(Provided entries Opens)

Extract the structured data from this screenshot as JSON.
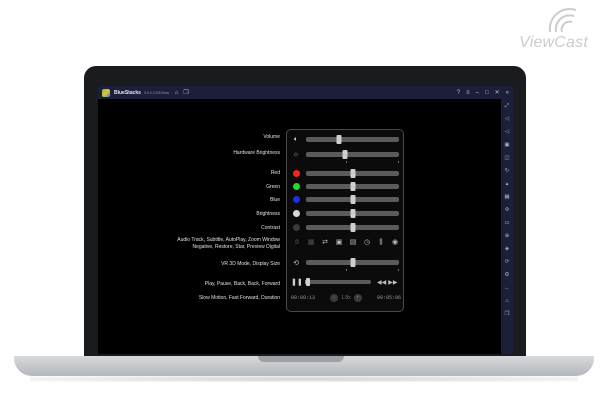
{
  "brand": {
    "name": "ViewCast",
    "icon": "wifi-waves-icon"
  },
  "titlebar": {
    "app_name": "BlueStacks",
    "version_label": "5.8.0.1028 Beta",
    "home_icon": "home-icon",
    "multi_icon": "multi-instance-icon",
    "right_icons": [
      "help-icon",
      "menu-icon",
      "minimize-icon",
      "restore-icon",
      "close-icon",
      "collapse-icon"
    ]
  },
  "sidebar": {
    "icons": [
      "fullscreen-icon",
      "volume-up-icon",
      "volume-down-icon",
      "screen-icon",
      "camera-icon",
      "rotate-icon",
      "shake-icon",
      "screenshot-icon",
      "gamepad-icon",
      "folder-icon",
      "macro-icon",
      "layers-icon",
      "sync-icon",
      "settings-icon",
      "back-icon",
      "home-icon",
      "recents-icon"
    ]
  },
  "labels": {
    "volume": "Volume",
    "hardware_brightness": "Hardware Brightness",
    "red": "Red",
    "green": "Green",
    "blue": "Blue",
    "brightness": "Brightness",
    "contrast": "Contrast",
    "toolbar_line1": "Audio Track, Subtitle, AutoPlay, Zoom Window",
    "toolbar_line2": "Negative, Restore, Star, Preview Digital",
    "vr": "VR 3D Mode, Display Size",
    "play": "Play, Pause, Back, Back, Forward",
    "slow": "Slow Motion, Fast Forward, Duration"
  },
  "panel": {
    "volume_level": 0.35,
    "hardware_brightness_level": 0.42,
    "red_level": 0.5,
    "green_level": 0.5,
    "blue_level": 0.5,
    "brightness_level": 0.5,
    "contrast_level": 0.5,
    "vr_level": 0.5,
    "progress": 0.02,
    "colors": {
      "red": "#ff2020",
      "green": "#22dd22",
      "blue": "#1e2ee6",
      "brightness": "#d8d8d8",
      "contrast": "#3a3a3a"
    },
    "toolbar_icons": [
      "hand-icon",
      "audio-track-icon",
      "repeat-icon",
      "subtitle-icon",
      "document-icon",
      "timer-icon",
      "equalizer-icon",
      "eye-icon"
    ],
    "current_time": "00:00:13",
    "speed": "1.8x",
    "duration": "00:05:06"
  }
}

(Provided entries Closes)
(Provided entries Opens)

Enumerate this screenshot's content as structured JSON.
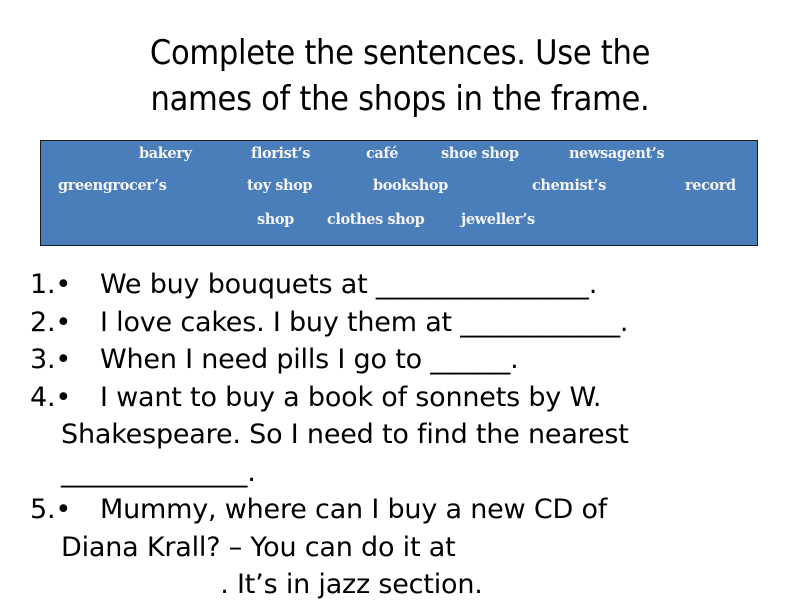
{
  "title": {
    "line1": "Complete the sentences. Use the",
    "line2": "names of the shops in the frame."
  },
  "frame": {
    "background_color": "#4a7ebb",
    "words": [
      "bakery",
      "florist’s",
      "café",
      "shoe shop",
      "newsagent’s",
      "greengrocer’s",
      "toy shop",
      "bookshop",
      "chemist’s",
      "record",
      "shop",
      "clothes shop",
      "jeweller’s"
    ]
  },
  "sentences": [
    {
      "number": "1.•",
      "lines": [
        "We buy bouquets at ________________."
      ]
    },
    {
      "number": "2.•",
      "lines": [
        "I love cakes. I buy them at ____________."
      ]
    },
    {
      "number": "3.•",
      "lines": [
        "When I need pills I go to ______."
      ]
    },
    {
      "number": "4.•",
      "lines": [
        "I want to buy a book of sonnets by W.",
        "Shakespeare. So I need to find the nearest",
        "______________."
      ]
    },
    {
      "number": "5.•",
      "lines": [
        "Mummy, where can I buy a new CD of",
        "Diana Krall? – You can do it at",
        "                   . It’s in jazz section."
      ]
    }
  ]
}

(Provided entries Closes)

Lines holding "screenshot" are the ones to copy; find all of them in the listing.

Extract the structured data from this screenshot as JSON.
      "screenshot-icon",
Enumerate this screenshot's content as structured JSON.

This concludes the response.